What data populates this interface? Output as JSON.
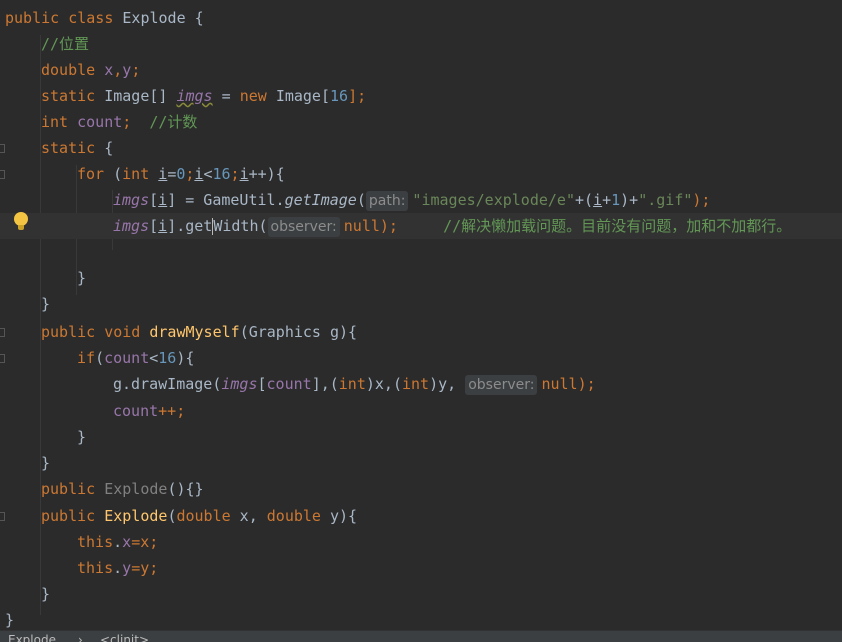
{
  "editor": {
    "lines": {
      "l1_public": "public",
      "l1_class": "class",
      "l1_name": "Explode",
      "l1_brace": "{",
      "l2_comment": "//位置",
      "l3_type": "double",
      "l3_x": "x",
      "l3_comma": ",",
      "l3_y": "y",
      "l3_semi": ";",
      "l4_static": "static",
      "l4_type": "Image[]",
      "l4_imgs": "imgs",
      "l4_eq": "=",
      "l4_new": "new",
      "l4_image": "Image[",
      "l4_num": "16",
      "l4_end": "];",
      "l5_int": "int",
      "l5_count": "count",
      "l5_semi": ";",
      "l5_comment": "//计数",
      "l6_static": "static",
      "l6_brace": "{",
      "l7_for": "for",
      "l7_paren": "(",
      "l7_int": "int",
      "l7_i1": "i",
      "l7_eq0": "=",
      "l7_zero": "0",
      "l7_semi1": ";",
      "l7_i2": "i",
      "l7_lt": "<",
      "l7_16": "16",
      "l7_semi2": ";",
      "l7_i3": "i",
      "l7_inc": "++){",
      "l8_imgs": "imgs",
      "l8_br1": "[",
      "l8_i": "i",
      "l8_br2": "] = GameUtil.",
      "l8_method": "getImage",
      "l8_paren": "(",
      "l8_hint": "path:",
      "l8_str1": "\"images/explode/e\"",
      "l8_plus": "+(",
      "l8_i2": "i",
      "l8_plus1": "+",
      "l8_one": "1",
      "l8_close": ")+",
      "l8_str2": "\".gif\"",
      "l8_end": ");",
      "l9_imgs": "imgs",
      "l9_br1": "[",
      "l9_i": "i",
      "l9_br2": "].",
      "l9_get_a": "get",
      "l9_get_b": "Width(",
      "l9_hint": "observer:",
      "l9_null": "null",
      "l9_end": ");",
      "l9_comment": "//解决懒加载问题。目前没有问题，加和不加都行。",
      "l11_brace": "}",
      "l12_brace": "}",
      "l13_public": "public",
      "l13_void": "void",
      "l13_method": "drawMyself",
      "l13_params": "(Graphics g){",
      "l14_if": "if",
      "l14_p": "(",
      "l14_count": "count",
      "l14_lt": "<",
      "l14_16": "16",
      "l14_end": "){",
      "l15_g": "g.drawImage(",
      "l15_imgs": "imgs",
      "l15_br": "[",
      "l15_count": "count",
      "l15_br2": "],(",
      "l15_int1": "int",
      "l15_x": ")x,(",
      "l15_int2": "int",
      "l15_y": ")y,",
      "l15_hint": "observer:",
      "l15_null": "null",
      "l15_end": ");",
      "l16_count": "count",
      "l16_end": "++;",
      "l17_brace": "}",
      "l18_brace": "}",
      "l19_public": "public",
      "l19_ctor": "Explode",
      "l19_end": "(){}",
      "l20_public": "public",
      "l20_ctor": "Explode",
      "l20_p": "(",
      "l20_double1": "double",
      "l20_x": " x, ",
      "l20_double2": "double",
      "l20_y": " y){",
      "l21_this": "this",
      "l21_dot": ".",
      "l21_x": "x",
      "l21_rest": "=x;",
      "l22_this": "this",
      "l22_dot": ".",
      "l22_y": "y",
      "l22_rest": "=y;",
      "l23_brace": "}",
      "l24_brace": "}"
    }
  },
  "status_bar": {
    "item1": "Explode",
    "sep": "›",
    "item2": "<clinit>"
  },
  "icons": {
    "intention": "lightbulb-icon"
  },
  "colors": {
    "background": "#2b2b2b",
    "keyword": "#cc7832",
    "field": "#9876aa",
    "number": "#6897bb",
    "string": "#6a8759",
    "comment": "#629755",
    "method_decl": "#ffc66d",
    "default_text": "#a9b7c6"
  }
}
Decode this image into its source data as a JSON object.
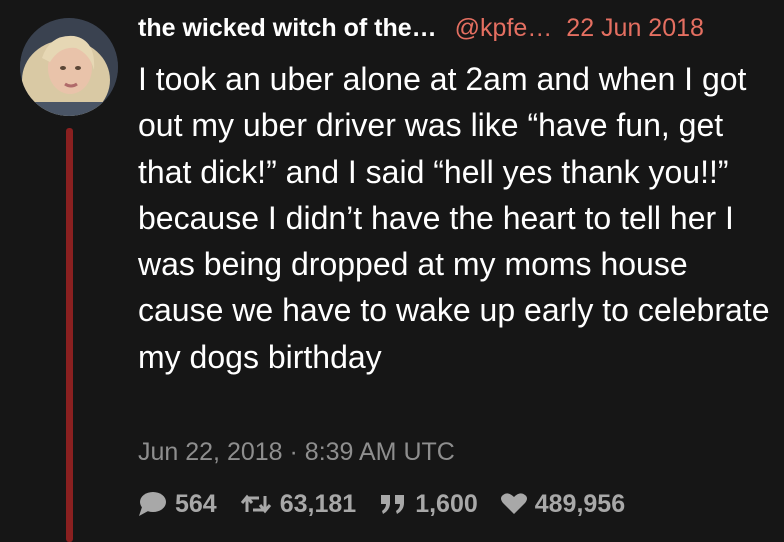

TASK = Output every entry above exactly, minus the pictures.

ANSWER SECTION =
What data populates this interface? Output as JSON.
{
  "editor": {
    "lines": {
      "l1_public": "public",
      "l1_class": "class",
      "l1_name": "Explode",
      "l1_brace": "{",
      "l2_comment": "//位置",
      "l3_type": "double",
      "l3_x": "x",
      "l3_comma": ",",
      "l3_y": "y",
      "l3_semi": ";",
      "l4_static": "static",
      "l4_type": "Image[]",
      "l4_imgs": "imgs",
      "l4_eq": "=",
      "l4_new": "new",
      "l4_image": "Image[",
      "l4_num": "16",
      "l4_end": "];",
      "l5_int": "int",
      "l5_count": "count",
      "l5_semi": ";",
      "l5_comment": "//计数",
      "l6_static": "static",
      "l6_brace": "{",
      "l7_for": "for",
      "l7_paren": "(",
      "l7_int": "int",
      "l7_i1": "i",
      "l7_eq0": "=",
      "l7_zero": "0",
      "l7_semi1": ";",
      "l7_i2": "i",
      "l7_lt": "<",
      "l7_16": "16",
      "l7_semi2": ";",
      "l7_i3": "i",
      "l7_inc": "++){",
      "l8_imgs": "imgs",
      "l8_br1": "[",
      "l8_i": "i",
      "l8_br2": "] = GameUtil.",
      "l8_method": "getImage",
      "l8_paren": "(",
      "l8_hint": "path:",
      "l8_str1": "\"images/explode/e\"",
      "l8_plus": "+(",
      "l8_i2": "i",
      "l8_plus1": "+",
      "l8_one": "1",
      "l8_close": ")+",
      "l8_str2": "\".gif\"",
      "l8_end": ");",
      "l9_imgs": "imgs",
      "l9_br1": "[",
      "l9_i": "i",
      "l9_br2": "].",
      "l9_get_a": "get",
      "l9_get_b": "Width(",
      "l9_hint": "observer:",
      "l9_null": "null",
      "l9_end": ");",
      "l9_comment": "//解决懒加载问题。目前没有问题，加和不加都行。",
      "l11_brace": "}",
      "l12_brace": "}",
      "l13_public": "public",
      "l13_void": "void",
      "l13_method": "drawMyself",
      "l13_params": "(Graphics g){",
      "l14_if": "if",
      "l14_p": "(",
      "l14_count": "count",
      "l14_lt": "<",
      "l14_16": "16",
      "l14_end": "){",
      "l15_g": "g.drawImage(",
      "l15_imgs": "imgs",
      "l15_br": "[",
      "l15_count": "count",
      "l15_br2": "],(",
      "l15_int1": "int",
      "l15_x": ")x,(",
      "l15_int2": "int",
      "l15_y": ")y,",
      "l15_hint": "observer:",
      "l15_null": "null",
      "l15_end": ");",
      "l16_count": "count",
      "l16_end": "++;",
      "l17_brace": "}",
      "l18_brace": "}",
      "l19_public": "public",
      "l19_ctor": "Explode",
      "l19_end": "(){}",
      "l20_public": "public",
      "l20_ctor": "Explode",
      "l20_p": "(",
      "l20_double1": "double",
      "l20_x": " x, ",
      "l20_double2": "double",
      "l20_y": " y){",
      "l21_this": "this",
      "l21_dot": ".",
      "l21_x": "x",
      "l21_rest": "=x;",
      "l22_this": "this",
      "l22_dot": ".",
      "l22_y": "y",
      "l22_rest": "=y;",
      "l23_brace": "}",
      "l24_brace": "}"
    }
  },
  "status_bar": {
    "item1": "Explode",
    "sep": "›",
    "item2": "<clinit>"
  },
  "icons": {
    "intention": "lightbulb-icon"
  },
  "colors": {
    "background": "#2b2b2b",
    "keyword": "#cc7832",
    "field": "#9876aa",
    "number": "#6897bb",
    "string": "#6a8759",
    "comment": "#629755",
    "method_decl": "#ffc66d",
    "default_text": "#a9b7c6"
  }
}
Decode this image into its source data as a JSON object.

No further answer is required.